Haruhi has its own fun thing going on. It doesn't "feel" like really any other anime, and that's part of what has made it a mainstay of anime history. That, and a very notorious arc. I really enjoyed this one.
A family-friendly Disney/Ghibli vibe that's fun enough, though definitely has "for kids" goofiness in it, but goes a bit deeper emotionally than typical non-Pixar family movies.
A Certain Scientific Railgun is a much better counterpart to Magical Index that feels like an intriguing cop show set in an X-Men-like universe. It’s still got a lot of anime pervery sins though.
About as tropey and shallow as you'd expect from a short promotional anime for a mobile platform dating sim that never even got finished or released. Main girl is cute though?
Every anime sin is committed here in a show that feels like it was Frankensteined together out of everything kids in the early 2000s said they liked about anime.
With gorgeous enhanced visuals and artistic detail, Tamako Love Story dives a bit deeper into the human relationships presented in the series with a slightly more serious tone.
There’s an optimism and a powerful love in Tamako Market that shows things not entirely as they are, but how we want them to be. For such a year as this, it’s important to remember that you, yourself, are a large part of what “The World” is to someone, if not many.
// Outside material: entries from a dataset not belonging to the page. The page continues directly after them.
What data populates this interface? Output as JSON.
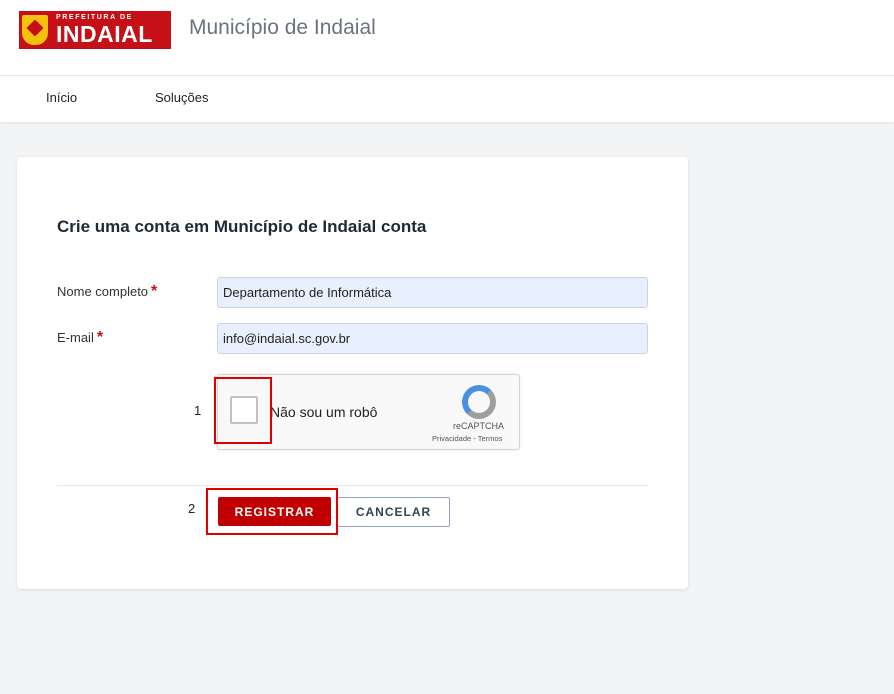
{
  "header": {
    "logo_small": "PREFEITURA DE",
    "logo_big": "INDAIAL",
    "site_title": "Município de Indaial"
  },
  "nav": {
    "items": [
      {
        "label": "Início"
      },
      {
        "label": "Soluções"
      }
    ]
  },
  "form": {
    "title": "Crie uma conta em Município de Indaial conta",
    "name_label": "Nome completo",
    "name_value": "Departamento de Informática",
    "email_label": "E-mail",
    "email_value": "info@indaial.sc.gov.br",
    "required_mark": "*",
    "recaptcha": {
      "label": "Não sou um robô",
      "brand": "reCAPTCHA",
      "links": "Privacidade - Termos"
    },
    "register_label": "REGISTRAR",
    "cancel_label": "CANCELAR"
  },
  "annotations": {
    "step1": "1",
    "step2": "2",
    "highlight_color": "#e00000"
  },
  "colors": {
    "brand": "#c41016",
    "primary_button": "#c00000",
    "input_bg": "#e8f0fe"
  }
}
As such, you are and can be such a powerful force for good, brightening and coloring your own and their life.
Essentially a brief OVA series/tourism commercial. While it maintains the comedy of the main series, there's far less time to relax and experience the comfiness that truly makes Yuru Camp what it is.
Kaguya-sama is a smart and hilarious battle-of-wits comedy with surprisingly heartwarming moments that you won't want to miss.